Afghan security forces have been working jointly with U.S. troops to counter the Taliban offensive in Kandahar. Mr. Hakimi credited them with preventing the Talibans offensive from becoming the spectacular attack the terrorists had planned.
However, a Western diplomat, who spoke on background, cautioned that the overall gains in Afghanistan could be reversed.
“It is therefore crucial … particularly during the traditional summer fighting season, to continue to put pressure on the insurgency and extend the reach of the Afghan government,” he said.
Kandahar province is governed by Mr. Karzais brother, Ahmed Wali Karzai, who is frequently the target of corruption allegations.

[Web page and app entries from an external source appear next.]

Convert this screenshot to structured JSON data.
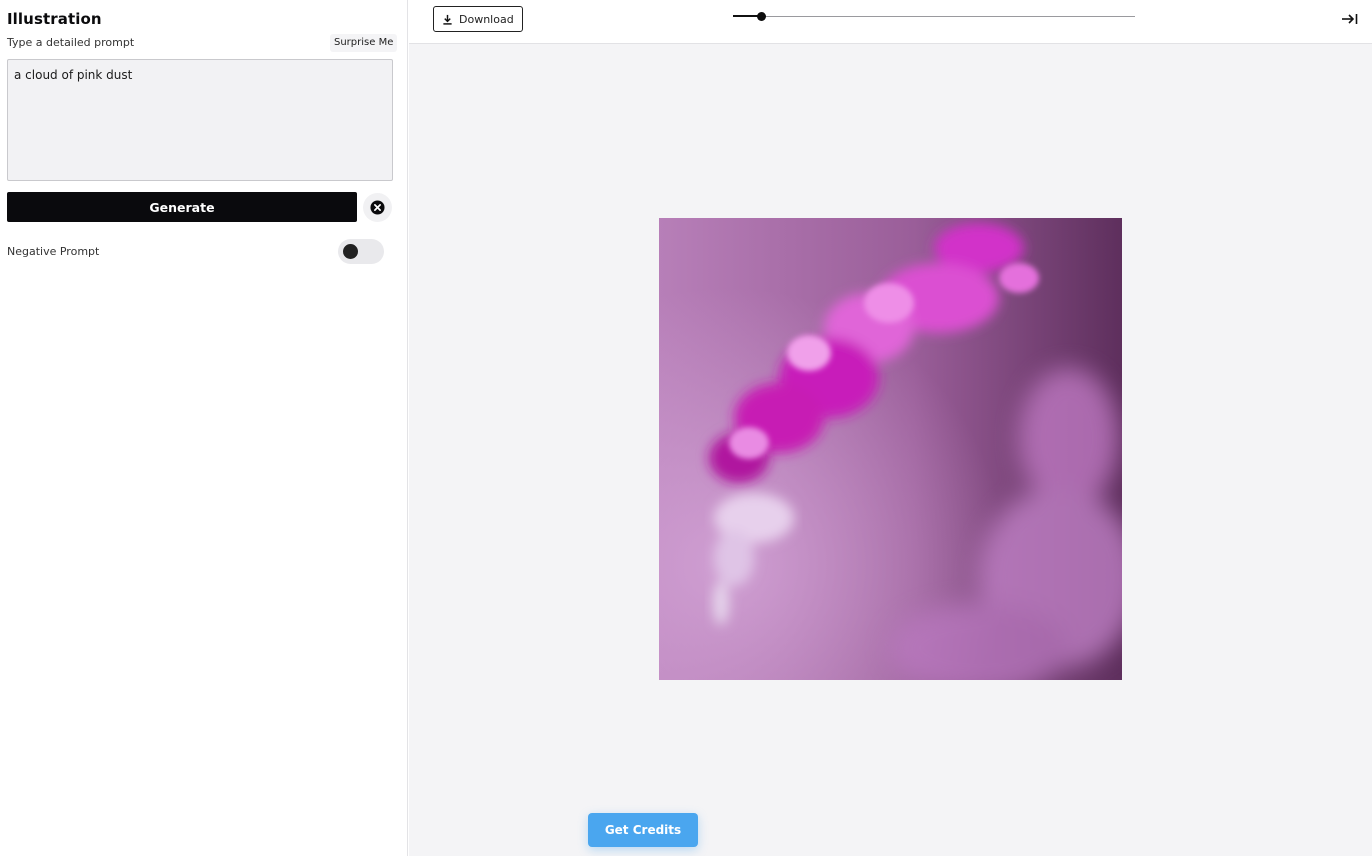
{
  "sidebar": {
    "title": "Illustration",
    "prompt_label": "Type a detailed prompt",
    "surprise_label": "Surprise Me",
    "prompt_value": "a cloud of pink dust",
    "generate_label": "Generate",
    "negative_prompt_label": "Negative Prompt",
    "negative_prompt_enabled": false
  },
  "toolbar": {
    "download_label": "Download",
    "download_icon": "download-icon",
    "zoom_slider_value": 0.07,
    "collapse_icon": "collapse-right-icon"
  },
  "main": {
    "clear_icon": "close-circle-icon",
    "credits_label": "Get Credits"
  },
  "colors": {
    "accent": "#4aa6ef",
    "generate_bg": "#0a0a0d",
    "canvas_bg": "#f4f4f6"
  }
}
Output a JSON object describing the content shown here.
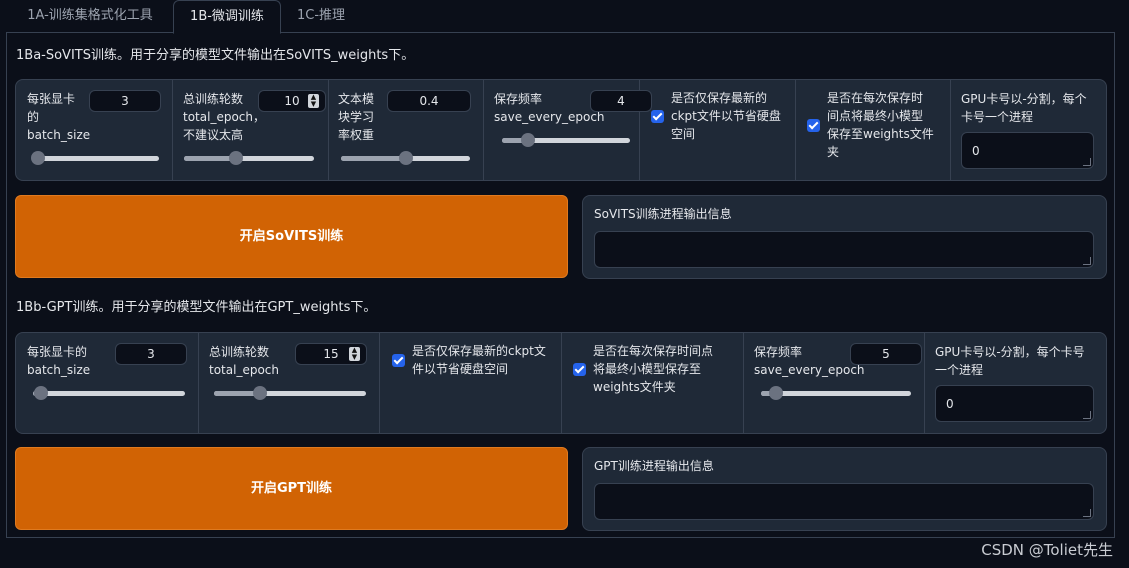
{
  "tabs": [
    "1A-训练集格式化工具",
    "1B-微调训练",
    "1C-推理"
  ],
  "sovits": {
    "title": "1Ba-SoVITS训练。用于分享的模型文件输出在SoVITS_weights下。",
    "batch_size": {
      "label": "每张显卡的batch_size",
      "label_lines": [
        "每张显卡",
        "的",
        "batch_size"
      ],
      "value": "3",
      "slider_fraction": 0.05
    },
    "total_epoch": {
      "label_lines": [
        "总训练轮数",
        "total_epoch，",
        "不建议太高"
      ],
      "value": "10",
      "slider_fraction": 0.4
    },
    "text_lr": {
      "label_lines": [
        "文本模",
        "块学习",
        "率权重"
      ],
      "value": "0.4",
      "slider_fraction": 0.5
    },
    "save_every_epoch": {
      "label_lines": [
        "保存频率",
        "save_every_epoch"
      ],
      "value": "4",
      "slider_fraction": 0.2
    },
    "if_save_latest": {
      "label_lines": [
        "是否仅保存最新的",
        "ckpt文件以节省硬盘",
        "空间"
      ],
      "checked": true
    },
    "if_save_every_weights": {
      "label_lines": [
        "是否在每次保存时",
        "间点将最终小模型",
        "保存至weights文件",
        "夹"
      ],
      "checked": true
    },
    "gpu_numbers": {
      "label_lines": [
        "GPU卡号以-分割，每个",
        "卡号一个进程"
      ],
      "value": "0"
    },
    "start_button": "开启SoVITS训练",
    "output_label": "SoVITS训练进程输出信息",
    "output_value": ""
  },
  "gpt": {
    "title": "1Bb-GPT训练。用于分享的模型文件输出在GPT_weights下。",
    "batch_size": {
      "label_lines": [
        "每张显卡的",
        "batch_size"
      ],
      "value": "3",
      "slider_fraction": 0.05
    },
    "total_epoch": {
      "label_lines": [
        "总训练轮数",
        "total_epoch"
      ],
      "value": "15",
      "slider_fraction": 0.3
    },
    "if_save_latest": {
      "label_lines": [
        "是否仅保存最新的ckpt文",
        "件以节省硬盘空间"
      ],
      "checked": true
    },
    "if_save_every_weights": {
      "label_lines": [
        "是否在每次保存时间点",
        "将最终小模型保存至",
        "weights文件夹"
      ],
      "checked": true
    },
    "save_every_epoch": {
      "label_lines": [
        "保存频率",
        "save_every_epoch"
      ],
      "value": "5",
      "slider_fraction": 0.1
    },
    "gpu_numbers": {
      "label_lines": [
        "GPU卡号以-分割，每个卡号",
        "一个进程"
      ],
      "value": "0"
    },
    "start_button": "开启GPT训练",
    "output_label": "GPT训练进程输出信息",
    "output_value": ""
  },
  "watermark": "CSDN @Toliet先生",
  "colors": {
    "accent": "#d16304",
    "panel": "#1f2937",
    "background": "#0b0f19",
    "checkbox": "#2563eb"
  }
}
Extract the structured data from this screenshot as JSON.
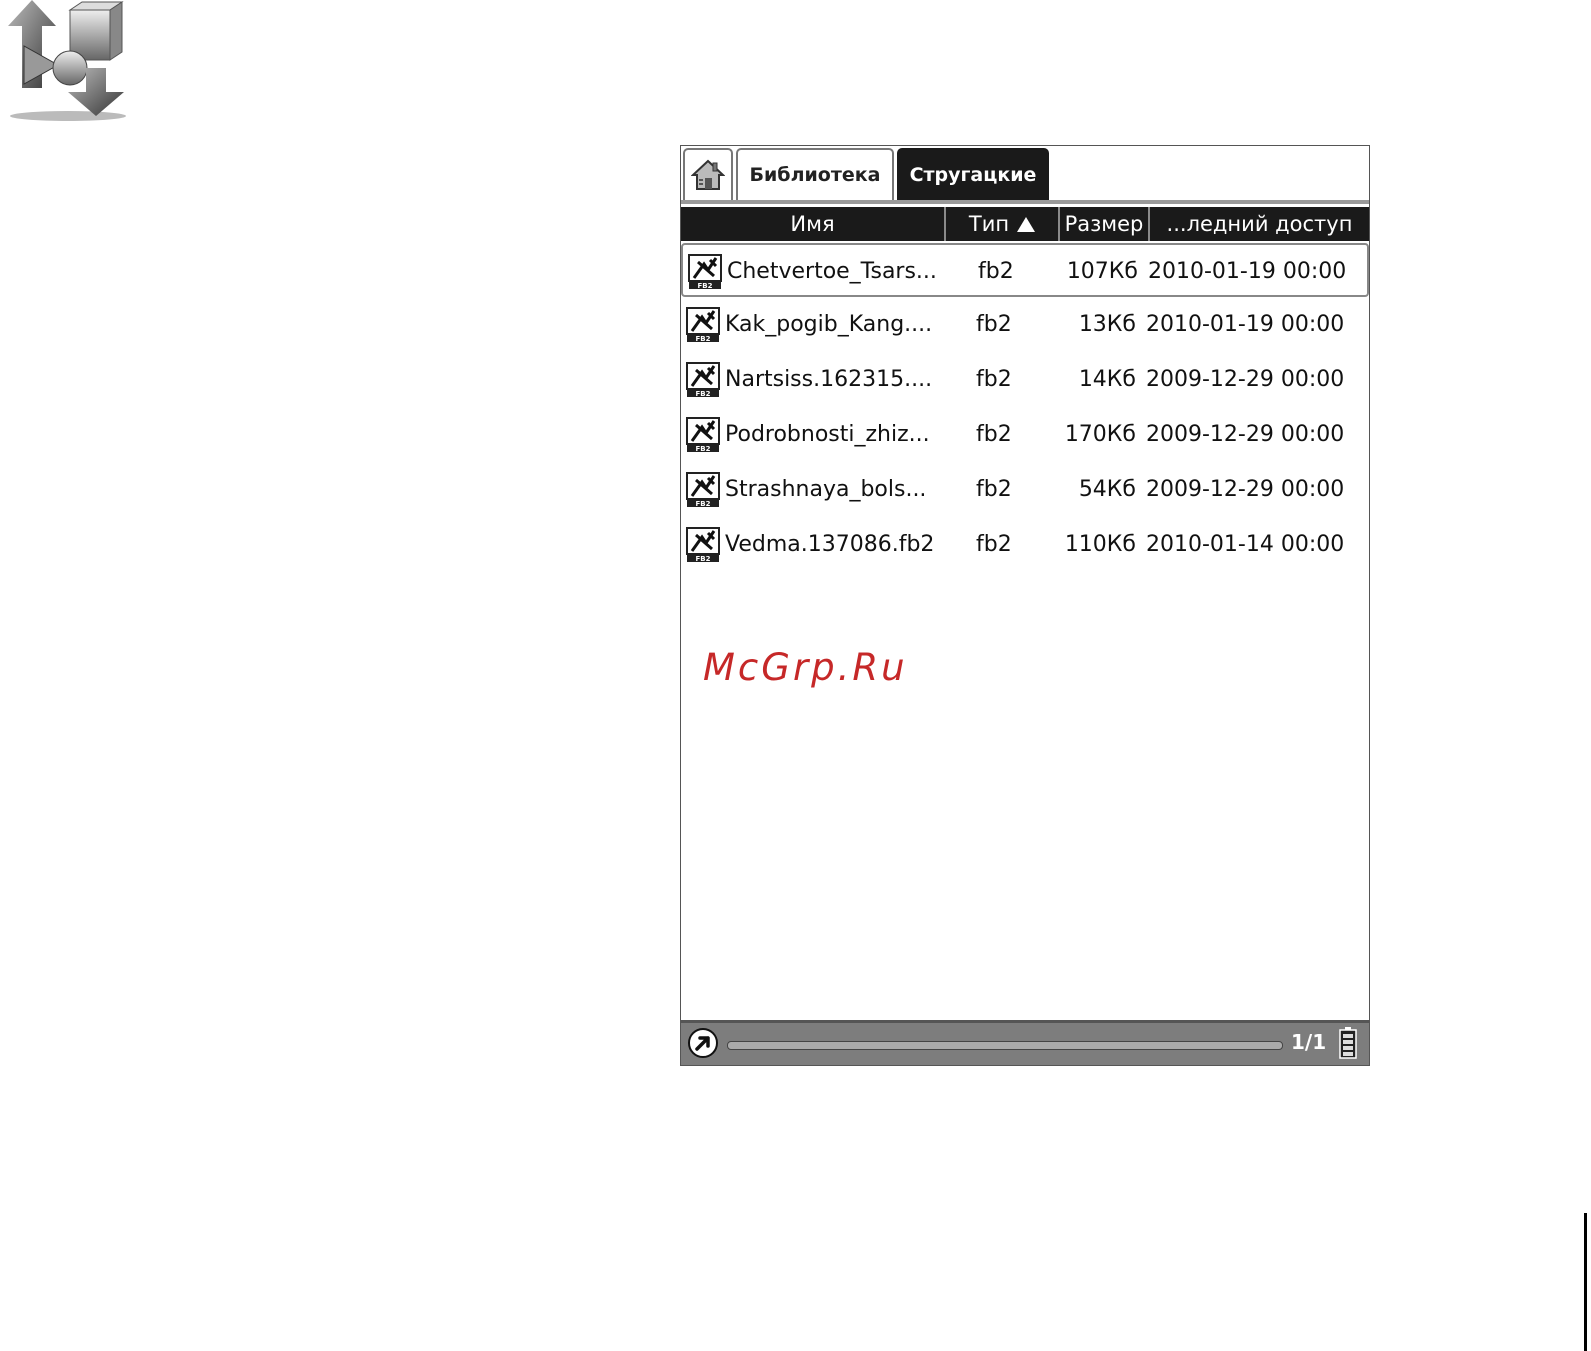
{
  "tabs": {
    "home_icon": "home-icon",
    "library": "Библиотека",
    "current": "Стругацкие"
  },
  "columns": {
    "name": "Имя",
    "type": "Тип",
    "size": "Размер",
    "access": "...ледний доступ",
    "sort_indicator": "ascending"
  },
  "files": [
    {
      "name": "Chetvertoe_Tsars...",
      "type": "fb2",
      "size": "107Кб",
      "access": "2010-01-19 00:00",
      "selected": true
    },
    {
      "name": "Kak_pogib_Kang....",
      "type": "fb2",
      "size": "13Кб",
      "access": "2010-01-19 00:00"
    },
    {
      "name": "Nartsiss.162315....",
      "type": "fb2",
      "size": "14Кб",
      "access": "2009-12-29 00:00"
    },
    {
      "name": "Podrobnosti_zhiz...",
      "type": "fb2",
      "size": "170Кб",
      "access": "2009-12-29 00:00"
    },
    {
      "name": "Strashnaya_bols...",
      "type": "fb2",
      "size": "54Кб",
      "access": "2009-12-29 00:00"
    },
    {
      "name": "Vedma.137086.fb2",
      "type": "fb2",
      "size": "110Кб",
      "access": "2010-01-14 00:00"
    }
  ],
  "watermark": "McGrp.Ru",
  "status": {
    "page": "1/1",
    "back_icon": "back-arrow-icon",
    "battery_icon": "battery-icon"
  },
  "colors": {
    "header_bg": "#1a1a1a",
    "status_bg": "#7d7d7d",
    "watermark": "#c62828"
  }
}
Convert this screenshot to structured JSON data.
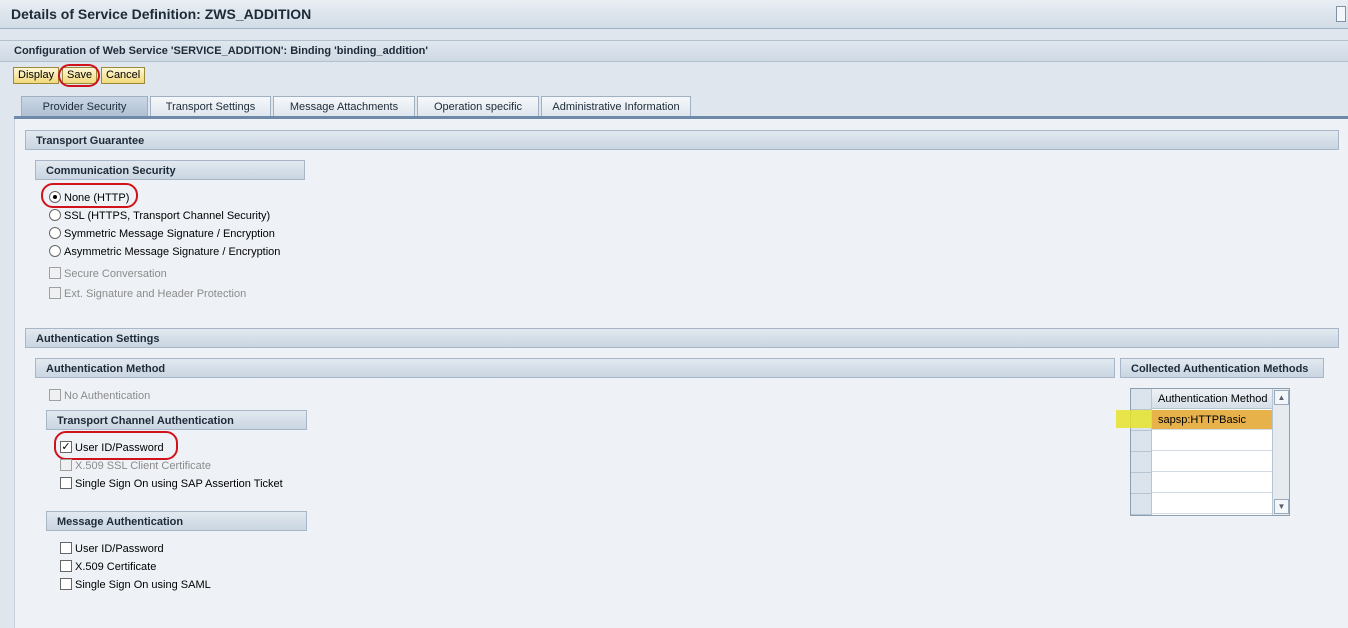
{
  "window": {
    "title": "Details of Service Definition: ZWS_ADDITION"
  },
  "subtitle": "Configuration of Web Service 'SERVICE_ADDITION': Binding 'binding_addition'",
  "toolbar": {
    "display_label": "Display",
    "save_label": "Save",
    "cancel_label": "Cancel"
  },
  "tabs": [
    {
      "label": "Provider Security",
      "active": true
    },
    {
      "label": "Transport Settings"
    },
    {
      "label": "Message Attachments"
    },
    {
      "label": "Operation specific"
    },
    {
      "label": "Administrative Information"
    }
  ],
  "transport_guarantee": {
    "header": "Transport Guarantee",
    "communication_security": {
      "header": "Communication Security",
      "options": [
        {
          "label": "None (HTTP)",
          "selected": true
        },
        {
          "label": "SSL (HTTPS, Transport Channel Security)"
        },
        {
          "label": "Symmetric Message Signature / Encryption"
        },
        {
          "label": "Asymmetric Message Signature / Encryption"
        }
      ],
      "checkboxes": [
        {
          "label": "Secure Conversation",
          "disabled": true
        },
        {
          "label": "Ext. Signature and Header Protection",
          "disabled": true
        }
      ]
    }
  },
  "authentication_settings": {
    "header": "Authentication Settings",
    "method_header": "Authentication Method",
    "no_auth_label": "No Authentication",
    "transport_channel": {
      "header": "Transport Channel Authentication",
      "items": [
        {
          "label": "User ID/Password",
          "checked": true
        },
        {
          "label": "X.509 SSL Client Certificate",
          "disabled": true
        },
        {
          "label": "Single Sign On using SAP Assertion Ticket"
        }
      ]
    },
    "message_auth": {
      "header": "Message Authentication",
      "items": [
        {
          "label": "User ID/Password"
        },
        {
          "label": "X.509 Certificate"
        },
        {
          "label": "Single Sign On using SAML"
        }
      ]
    },
    "collected": {
      "header": "Collected Authentication Methods",
      "column": "Authentication Method",
      "rows": [
        "sapsp:HTTPBasic",
        "",
        "",
        "",
        ""
      ]
    }
  },
  "colors": {
    "highlight_row": "#e8b24a",
    "annotation_red": "#d0121b",
    "marker_yellow": "#e5e32a"
  }
}
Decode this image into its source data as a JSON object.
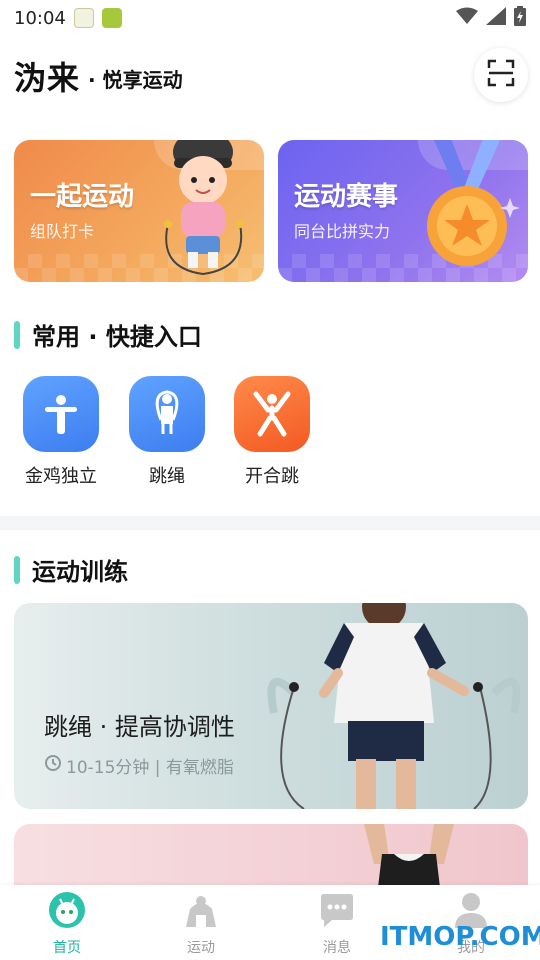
{
  "status_bar": {
    "time": "10:04"
  },
  "header": {
    "brand": "沩来",
    "slogan": "· 悦享运动"
  },
  "feature_cards": [
    {
      "title": "一起运动",
      "subtitle": "组队打卡"
    },
    {
      "title": "运动赛事",
      "subtitle": "同台比拼实力"
    }
  ],
  "shortcuts": {
    "title": "常用 · 快捷入口",
    "items": [
      {
        "label": "金鸡独立"
      },
      {
        "label": "跳绳"
      },
      {
        "label": "开合跳"
      }
    ]
  },
  "training": {
    "title": "运动训练",
    "cards": [
      {
        "title": "跳绳 · 提高协调性",
        "meta": "10-15分钟 | 有氧燃脂"
      }
    ]
  },
  "tab_bar": {
    "items": [
      {
        "label": "首页",
        "active": true
      },
      {
        "label": "运动"
      },
      {
        "label": "消息"
      },
      {
        "label": "我的"
      }
    ]
  },
  "watermark": "ITMOP.COM",
  "colors": {
    "accent": "#5fd6c2",
    "tab_active": "#1db3a0",
    "orange": "#f08a4b",
    "purple": "#7b6bf0"
  }
}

Shahmahmood Miakhel, a former deputy minister of interior in the Karzai administration, said the Taliban owes its continuing influence to the lack of good government in Afghanistan.
“The Taliban’s physical power has been degraded, but its influence has not been reduced due to an absence of police and government structures,” said Mr. Miakhel, who heads the U.S. Institute of Peaces Afghanistan program.
David Kilcullen, author of “The Accidental Guerrilla” and a counterterrorism specialist who has worked in Afghanistan, said the Karzai administration must focus on improving its legitimacy through reform and rule of law.
“Unfortunately, this is something only Afghans can do. We can help, but they have to want it, too,” he added.
“No amount of know-how or enthusiasm on the part of outsiders can compensate for lack of will on the part of relevant officials.”
The Pentagon leads U.S. efforts to train and equip the Afghan army. Since 2002, U.S. agencies have allocated about $20 billion in support of this effort and sought $7.5 billion more for fiscal 2011.
A key question on the minds of Afghan officials and analysts is whether the international community will be willing to sustain its financial investment in Afghanistan beyond 2014.
“After 2014, the Afghan army will still need technical and financial support. The big question is whether international support can be maintained for the next five to 10 years,” said Mr. Miakhel.
The Afghan government, which covers a fraction of the cost of training and equipping Afghan security forces, spends the largest portion of its annual budget on the army.
Afghanistan does not use a draft system mainly because it lacks an adequate law enforcement or legal structure to enforce it.
The January GAO report found that the Afghan army had grown at a faster rate than expected between January and July 2010. However, Western officials say they are most concerned about quality, not quantity.
Mr. Kilcullen flagged the ethnic imbalance in the Afghan army as another area of concern.
He said there are too few Pashtuns and too many members of northern ethnic groups in the army for it to be truly representative of the Afghan population. Pashtuns make up 42 percent of Afghanistans population and are the majority.
The Taliban is also made up primarily of Pashtuns.
The dearth of top-quality army leadership is another concern frequently cited by Afghan and Western officials. Leadership training has been hampered by the high levels of illiteracy among Afghans.
Some Afghan officials are worried that the Taliban may try to exploit what they refer to as the armys Achilles heel by assassinating the few qualified officers in the service.
The absence of what Afghans refer to as an “army culture” is another considerable challenge to building a force from scratch.
“Now, it is all about saving yourself and your family, not saving the country,” said the Afghan official who spoke on background.